Her family identified her as Nina Pham, 26. Jason Whitely, a reporter at WFAA-TV in Dallas, tweeted an image of her provided by her family.
Pham contracted Ebola while treated Thomas Eric Duncan, who died on Wednesday, Oct. 8, ten days after being admitted to the hospital.
Pham’s apartment has been “decontaminated” and her dog is being monitored for any signs of the deadly disease.
Ebola is only contracted through bodily fluids like sweat, saliva, blood, semen, feces and soiled clothing or bedding.
The CDC reports that more than 4,000 people have died in West Africa. Duncan, a native Liberian, is the first to die on American soil.
SOURCES/SPECIMENS: Blood, serum, urine, respiratory and throat secretions, semen, and organs or their homogenates from human or animal hosts Footnote 1 Footnote 2 Footnote 53.
COMMUNICABILITY: Communicable as long as blood, body fluids or organs, contain the virus. Ebolavirus has been isolated from semen 61 to 82 days after the onset of illness, and transmission through semen has occurred 7 weeks after clinical recovery Footnote 1 Footnote 2 Footnote 59 Footnote 60.
Ebolavirus dried onto glass, polymeric silicone rubber, or painted aluminum alloy is able to survive in the dark for several hours under ambient conditions
Canadian Health Department and CDC statements:
The Canadian Health Department states that airborne transmission of Ebola is strongly suspected and the CDC admits that Ebola can be transmitted in situations where there is no physical contact between people, i.e.: via direct airborne inhalation into the lungs or into the eyes, or via contact with airborne fomites which adhere to nearby surfaces.
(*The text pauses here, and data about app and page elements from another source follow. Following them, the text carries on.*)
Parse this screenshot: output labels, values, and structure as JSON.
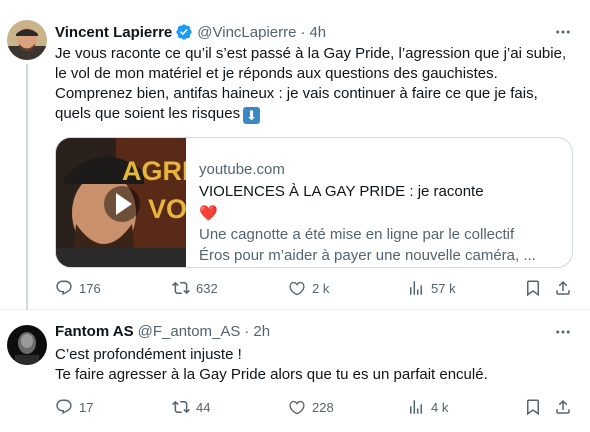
{
  "tweets": [
    {
      "name": "Vincent Lapierre",
      "verified": true,
      "handle": "@VincLapierre",
      "separator": "·",
      "time": "4h",
      "text_lines": [
        "Je vous raconte ce qu’il s’est passé à la Gay Pride, l’agression que j’ai subie,",
        "le vol de mon matériel et je réponds aux questions des gauchistes.",
        "Comprenez bien, antifas haineux : je vais continuer à faire ce que je fais,",
        "quels que soient les risques"
      ],
      "emoji": "⬇",
      "card": {
        "domain": "youtube.com",
        "title": "VIOLENCES À LA GAY PRIDE : je raconte",
        "desc_emoji": "❤️",
        "desc_line1": " Une cagnotte a été mise en ligne par le collectif",
        "desc_line2": "Éros pour m’aider à payer une nouvelle caméra, ...",
        "thumb_text_top": "AGRE",
        "thumb_text_bottom": "VOI"
      },
      "stats": {
        "replies": "176",
        "retweets": "632",
        "likes": "2 k",
        "views": "57 k"
      }
    },
    {
      "name": "Fantom AS",
      "handle": "@F_antom_AS",
      "separator": "·",
      "time": "2h",
      "text_lines": [
        "C’est profondément injuste !",
        "Te faire agresser à la Gay Pride alors que tu es un parfait enculé."
      ],
      "stats": {
        "replies": "17",
        "retweets": "44",
        "likes": "228",
        "views": "4 k"
      }
    }
  ],
  "colors": {
    "text_primary": "#0f1419",
    "text_secondary": "#536471",
    "verified_blue": "#1d9bf0",
    "border": "#cfd9de"
  }
}
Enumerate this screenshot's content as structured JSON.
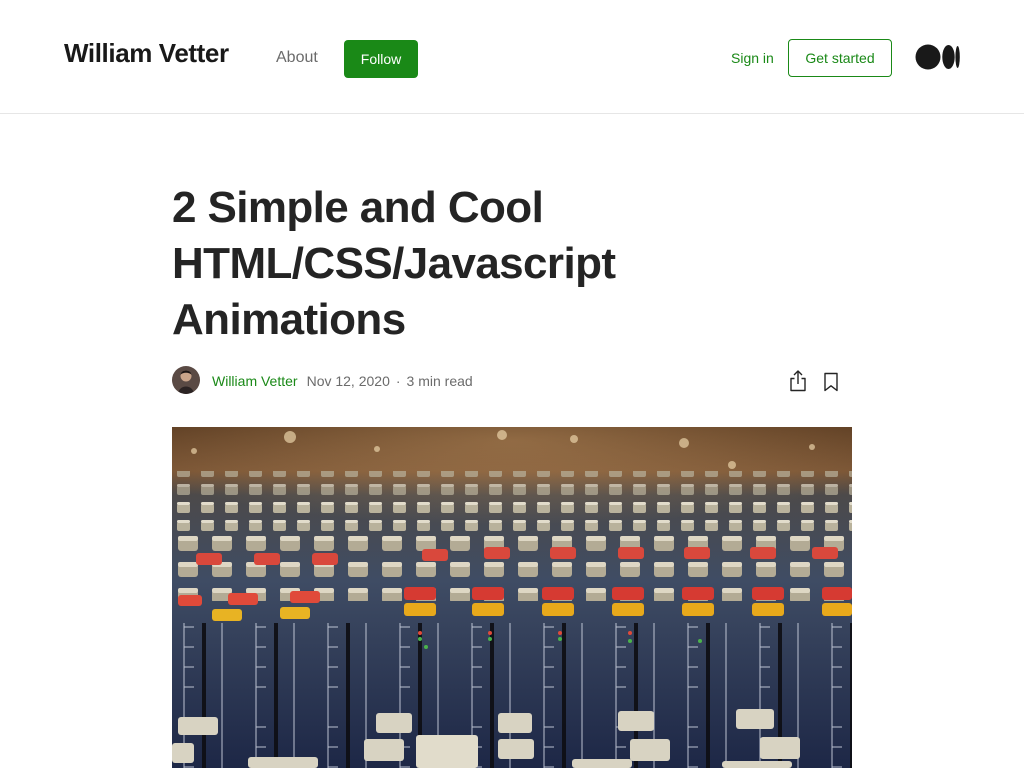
{
  "header": {
    "site_title": "William Vetter",
    "about_label": "About",
    "follow_label": "Follow",
    "signin_label": "Sign in",
    "get_started_label": "Get started",
    "logo_icon": "medium-logo-icon"
  },
  "article": {
    "title": "2 Simple and Cool HTML/CSS/Javascript Animations",
    "author": "William Vetter",
    "date": "Nov 12, 2020",
    "separator": "·",
    "read_time": "3 min read",
    "actions": {
      "share_icon": "share-icon",
      "bookmark_icon": "bookmark-icon"
    },
    "hero_image": "audio-mixing-console-photo"
  },
  "colors": {
    "brand_green": "#1a8917",
    "text_primary": "#242424",
    "text_secondary": "#6b6b6b",
    "divider": "#e6e6e6"
  }
}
That helps explain why 81 doctors, nurses and other healthcare workers have died in West Africa to date.
Some experts also question the CDC’s assertion that any U.S. hospital should be prepared to treat an Ebola patient as the outbreak ravaging West Africa begins to spread globally. Given the level of training required to do the job safely, U.S. health authorities should consider designating a hospital in each region as the go-to facility for Ebola, they said.
"You don't scapegoat and blame when you have a disease outbreak," said Bonnie Castillo, a registered nurse and a disaster relief expert at National Nurses United, which serves as both a union and a professional association for U.S. nurses. "We have a system failure. That is what we have to correct."